Courts of law in India are fortunately not so literal-minded. When dowry is demanded and paid, it doesn't become OK just because it was paid in motorcycles and TV sets rather than cash. People have gone to jail for just such actions. But then, motorcycles and cash certainly have an interchangeable nature. Foreign trips, and chairmanships, are not saleable or tradeable. Could that be why Mr Shukla considered them permissible inducements?

In this connection I must trot out one more of my "keen" observations about public service, whether rendered by politicians towards their constituents or academics towards their underlings, and the collateral that gets skimmed off without anyone noticing. The following photo helps illustrate my point:

An elected representative has, evidently, sanctioned money from a fund (that originates with the taxpayer) to repair a building in Bombay. Why have the tenants spent their own money to put up a notice thanking him? Does he deserve public thanks in the first place, for doing what he was elected to do and with money that's not his own? It's clear the prominent banner will boost his profile, which may in turn favourably impact him at the next elections. And perhaps that's not a totally bad thing in today's environment, where performance is rarely considered when it comes to re-electing politicians. 

But now let's turn the spotlight a little closer, to the community within which I (and many of my readers) exist: the academic community.
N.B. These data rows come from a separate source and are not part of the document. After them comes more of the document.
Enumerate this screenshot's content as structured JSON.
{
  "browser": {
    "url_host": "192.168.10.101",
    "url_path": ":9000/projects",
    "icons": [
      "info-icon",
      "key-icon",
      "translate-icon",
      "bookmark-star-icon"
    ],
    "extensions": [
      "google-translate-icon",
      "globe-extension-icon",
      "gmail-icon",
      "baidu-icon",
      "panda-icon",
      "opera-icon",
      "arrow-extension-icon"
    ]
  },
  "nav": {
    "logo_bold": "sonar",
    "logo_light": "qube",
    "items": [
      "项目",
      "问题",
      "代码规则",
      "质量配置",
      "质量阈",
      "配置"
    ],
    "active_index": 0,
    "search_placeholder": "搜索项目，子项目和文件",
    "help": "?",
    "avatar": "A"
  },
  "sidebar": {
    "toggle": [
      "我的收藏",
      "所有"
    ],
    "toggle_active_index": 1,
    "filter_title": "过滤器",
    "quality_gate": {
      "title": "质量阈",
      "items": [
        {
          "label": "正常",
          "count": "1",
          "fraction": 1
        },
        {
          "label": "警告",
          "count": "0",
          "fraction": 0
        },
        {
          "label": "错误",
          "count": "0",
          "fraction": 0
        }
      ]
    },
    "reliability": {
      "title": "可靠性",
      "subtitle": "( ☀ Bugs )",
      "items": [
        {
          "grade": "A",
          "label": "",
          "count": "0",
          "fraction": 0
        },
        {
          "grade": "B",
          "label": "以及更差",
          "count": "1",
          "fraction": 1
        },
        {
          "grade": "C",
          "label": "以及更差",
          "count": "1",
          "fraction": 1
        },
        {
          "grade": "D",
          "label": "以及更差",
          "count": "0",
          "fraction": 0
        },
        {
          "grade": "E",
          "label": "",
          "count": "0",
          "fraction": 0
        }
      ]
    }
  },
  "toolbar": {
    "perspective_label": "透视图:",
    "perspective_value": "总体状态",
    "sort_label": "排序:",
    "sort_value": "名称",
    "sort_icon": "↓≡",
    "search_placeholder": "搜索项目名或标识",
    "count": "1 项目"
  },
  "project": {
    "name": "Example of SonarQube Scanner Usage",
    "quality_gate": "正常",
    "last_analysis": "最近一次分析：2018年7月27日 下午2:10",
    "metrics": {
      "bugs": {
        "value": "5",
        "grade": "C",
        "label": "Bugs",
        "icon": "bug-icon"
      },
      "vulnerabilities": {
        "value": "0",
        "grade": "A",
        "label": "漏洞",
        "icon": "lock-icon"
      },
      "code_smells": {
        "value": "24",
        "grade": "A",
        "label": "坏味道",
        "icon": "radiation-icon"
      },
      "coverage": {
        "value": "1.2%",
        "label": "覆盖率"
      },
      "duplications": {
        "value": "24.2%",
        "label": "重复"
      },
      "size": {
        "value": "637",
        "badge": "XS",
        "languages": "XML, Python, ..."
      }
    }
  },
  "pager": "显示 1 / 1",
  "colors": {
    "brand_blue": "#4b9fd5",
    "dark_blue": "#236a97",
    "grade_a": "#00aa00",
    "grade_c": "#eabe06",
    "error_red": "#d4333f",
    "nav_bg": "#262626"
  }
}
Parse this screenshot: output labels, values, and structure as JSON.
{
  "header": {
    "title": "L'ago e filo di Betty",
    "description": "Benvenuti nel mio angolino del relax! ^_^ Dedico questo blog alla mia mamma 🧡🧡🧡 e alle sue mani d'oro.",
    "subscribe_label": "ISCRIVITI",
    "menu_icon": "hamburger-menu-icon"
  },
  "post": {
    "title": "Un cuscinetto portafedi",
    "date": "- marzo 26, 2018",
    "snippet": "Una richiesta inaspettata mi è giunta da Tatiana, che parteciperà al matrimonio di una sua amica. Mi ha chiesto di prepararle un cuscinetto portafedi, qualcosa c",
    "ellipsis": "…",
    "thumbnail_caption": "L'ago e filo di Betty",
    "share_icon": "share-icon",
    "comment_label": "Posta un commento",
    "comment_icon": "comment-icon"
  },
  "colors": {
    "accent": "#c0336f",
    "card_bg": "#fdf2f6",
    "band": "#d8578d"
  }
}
I can do no better than quote some lines from a talk I presented a few days ago at an Ethics workshop in Delhi. I spoke of a type of academic, frequently found in administrative positions, who can be described as:

“Mister 10%”: skims off benefit to self in exchange for professional actions, e.g. Head of Department gives a promotion or financial allocation in exchange for loyalty or co-authorship.

I suspect many of my readers are aware how common this is. But I only understood its pervasive and universal nature after I became head of my department two years ago. All of a sudden I found it my pleasant duty to disburse a certain quantum of funds for computational equipment, and conference travel, to the faculty members, post-doctoral fellows and students of my department. All taxpayer's money, of course. I'm sure I haven't done a perfect job, but have tried to follow a sensible combination of rules, procedures and common (including scientific) sense. And more than half the time, I've received such effusive thanks - sometimes a virtual threat of being embraced - that it's led me to wonder. Is there any "cashable value" in such thanks? Can I selectively manipulate the people who are grateful to me in order to serve my own agenda? 

The thought still fascinates me. Now if only I can put together an actual agenda, before my "gratitude miles" expire....

1 comment:

Sunil said...

The particular events that you have pointed out lends itself to a generalised formula:
Corruption+(faux) welfare = power; with a positive reinforcing feed back loop (power to corruption). IMHO, this is one of the most dangerous vicious cycles, threatening all democracies. Sadly, I dont see any reasonable method to break this cycle either.